To ask the Secretary of State for Health what arrangements are in place within NHS hospitals to monitor whether patients from overseas are eligible for free treatment on the NHS. 
Entitlement to national health service hospital treatment is based on residence in the United Kingdom. People who are not normally resident in the UK are subject to the provisions of the National Health Service (Charges to Overseas Visitors) Regulations, as amended, in 1991 (SI No. 438), 1994 (SI No. 1535), 2000 (SI No. 602), 2000 (SI No. 909).The regulations place a responsibility on NHS trusts to establish a patient's residence. All patients should be asked, as a routine part of the admissions procedure, about their residence in the UK. A more detailed interview follows if it appears that they may be liable to charges.
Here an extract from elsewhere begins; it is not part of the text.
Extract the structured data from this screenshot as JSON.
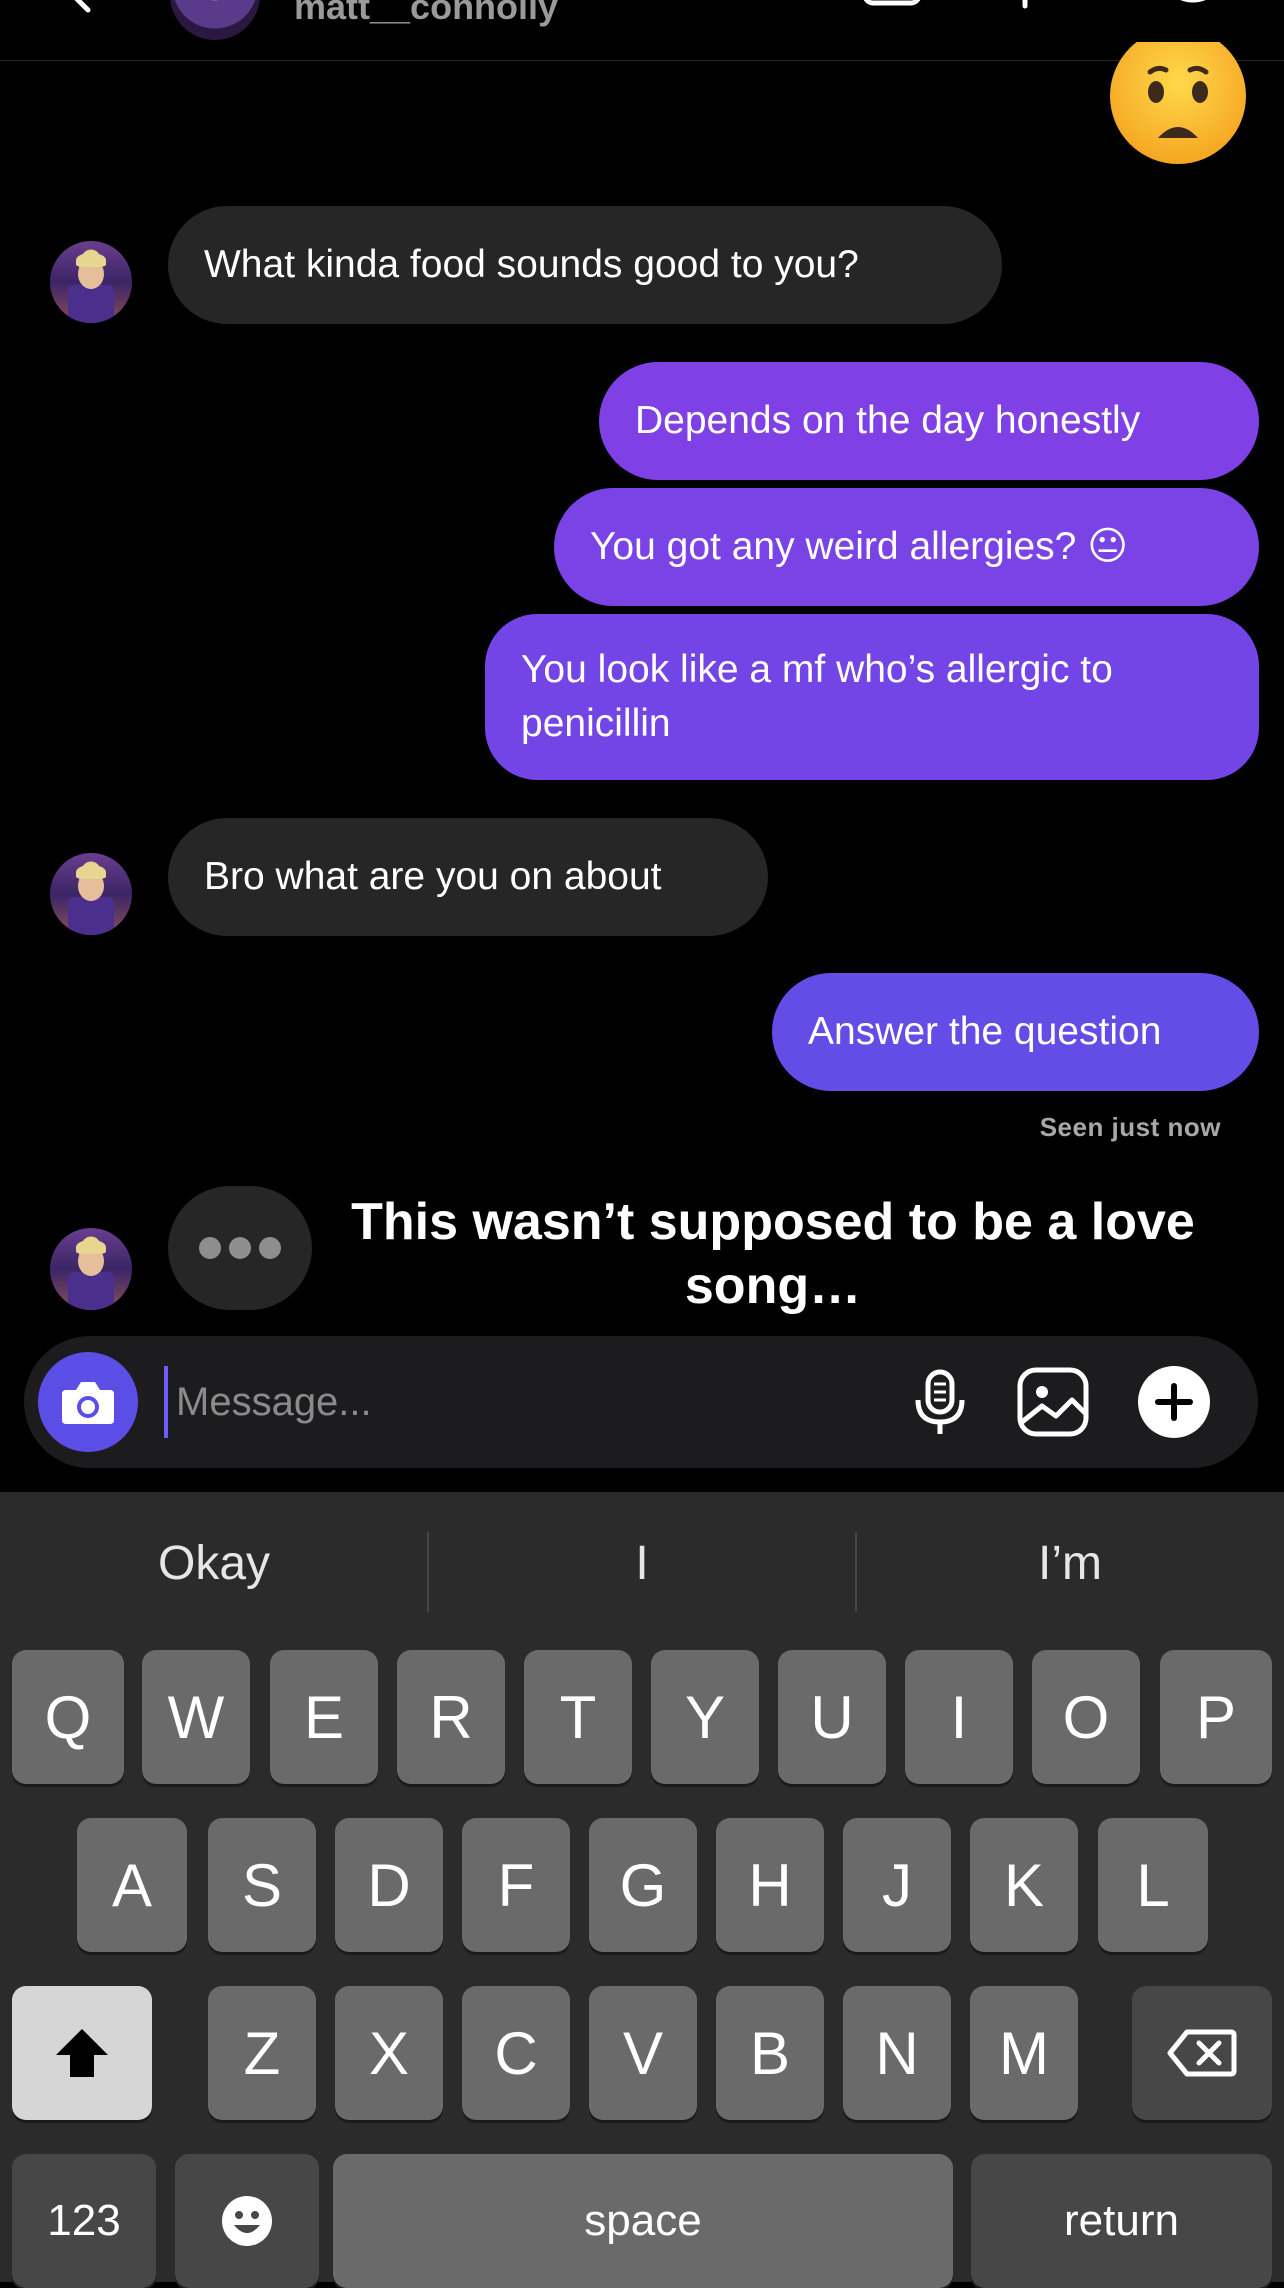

The Department of Health issued guidance to the NHS on this in 1988. Updated guidance was issued on 27 July 2003.
To ask the Secretary of State for Health what entitlement overseas residents have to free NHS treatment, with particular reference to primary care. 
Overseas residents visiting the United Kingdom are eligible for free emergency or immediately necessary treatment from a primary care provider. For other primary medical care general practitioners or personal medical services, providers may accept such people as registered patients or as fee paying private patients. The Government expect general practice to exercise this discretion with sensitivity and due regard to the circumstances of each case. NHS walk-in centres routinely charge overseas visitors for use of the service.